Aug. 28—Increased federal funding for nuclear power isn't likely to have an impact on Plant Vogtle, according to a Dalton Utilities official.
Dalton Utilities owns 1.6% of Plant Vogtle Units 1 and 2, which were built in the 1970s. The Inflation Reduction Act, approved by Congress earlier this month, includes $30 billion to extend the lives of aging nuclear reactors expected to close in the next decade. Plant Vogtle is near Waynesboro.
"Units 1 and 2 have both received 29-year license extensions that allow the units to operate to years 2047 and 2049 respectively," said Dalton Utilities CEO Tom Bundros.
Dalton Utilities also owns 1.6% of Units 3 and 4, which are under construction. But in July, Dalton Utilities' board voted to end spending on the two new units in return for reduction in its ownership of the units. Dalton Utilities' ownership percentage will not be determined until the final cost of construction of the project has been calculated at the end of the construction.
When those two units were originally announced in 2009, they projected to cost $14 billion and to go online in 2016. The latest forecasts project they will cost more than $30 billion. Unit 3 is expected to go online sometime in 2023 and Unit 4 sometime in 2024.
Oglethorpe Power owns a 30% share of Plant Vogtle, MEAG Power has a 22.7% stake and Georgia Power owns 45.7%.
In August 2018 Georgia Power announced another $2.3 billion in cost overruns, triggering an agreement calling for all four owners to vote to continue the project. Dalton Utilities, Georgia Power and MEAG agreed to continue. But Oglethorpe said it would only continue if there was a cap on construction costs, which would effectively require Georgia Power to cover any additional overruns.

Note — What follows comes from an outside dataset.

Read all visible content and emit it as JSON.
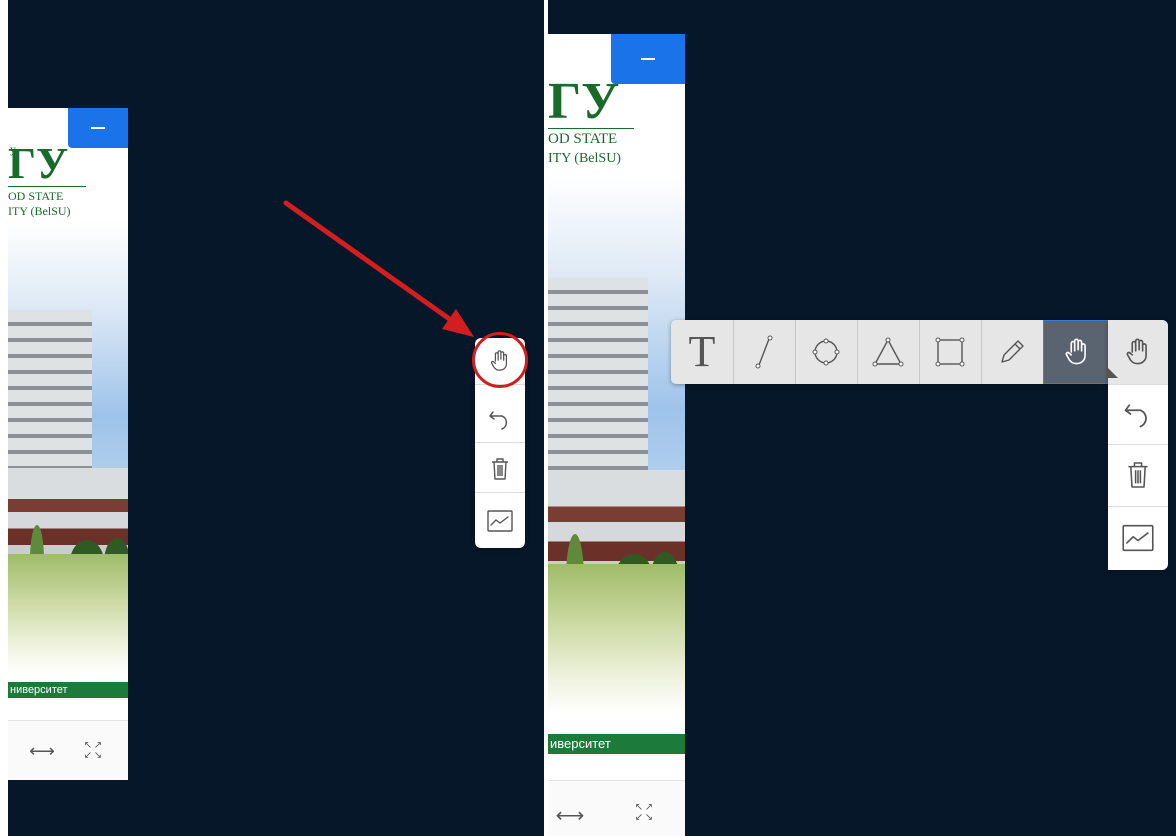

In September 2018 the four owners approved an agreement that allowed the smaller owners to cap their investment in return for some loss of ownership if the costs exceeded $19.2 billion.

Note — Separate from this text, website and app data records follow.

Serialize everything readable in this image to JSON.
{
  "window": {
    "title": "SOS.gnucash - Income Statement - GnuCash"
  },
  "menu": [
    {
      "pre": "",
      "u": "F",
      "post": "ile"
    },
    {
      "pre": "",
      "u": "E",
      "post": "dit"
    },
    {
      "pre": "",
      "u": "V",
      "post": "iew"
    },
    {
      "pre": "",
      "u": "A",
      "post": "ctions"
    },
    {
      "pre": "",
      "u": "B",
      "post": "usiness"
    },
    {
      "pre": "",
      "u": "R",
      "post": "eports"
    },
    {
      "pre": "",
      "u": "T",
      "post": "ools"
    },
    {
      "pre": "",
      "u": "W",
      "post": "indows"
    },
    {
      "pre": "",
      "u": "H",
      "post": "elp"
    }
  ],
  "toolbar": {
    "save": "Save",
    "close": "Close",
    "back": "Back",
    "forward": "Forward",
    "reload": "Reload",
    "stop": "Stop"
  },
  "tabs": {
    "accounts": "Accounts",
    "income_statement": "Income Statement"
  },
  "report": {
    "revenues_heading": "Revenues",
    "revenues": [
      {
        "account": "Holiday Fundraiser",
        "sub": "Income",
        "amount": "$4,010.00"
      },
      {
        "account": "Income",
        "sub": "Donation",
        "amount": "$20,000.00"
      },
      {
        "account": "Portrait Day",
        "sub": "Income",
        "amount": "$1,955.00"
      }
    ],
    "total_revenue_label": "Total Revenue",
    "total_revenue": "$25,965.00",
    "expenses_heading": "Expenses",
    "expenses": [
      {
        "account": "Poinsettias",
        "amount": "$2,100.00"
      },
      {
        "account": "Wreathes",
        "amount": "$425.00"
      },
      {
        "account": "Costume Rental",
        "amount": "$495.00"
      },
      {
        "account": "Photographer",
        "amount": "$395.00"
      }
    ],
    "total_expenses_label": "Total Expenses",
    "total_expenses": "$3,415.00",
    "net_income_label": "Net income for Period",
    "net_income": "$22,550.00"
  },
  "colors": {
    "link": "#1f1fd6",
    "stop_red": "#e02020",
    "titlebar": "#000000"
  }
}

In June of this year Oglethorpe Power announced it was exercising its option to cap its spending.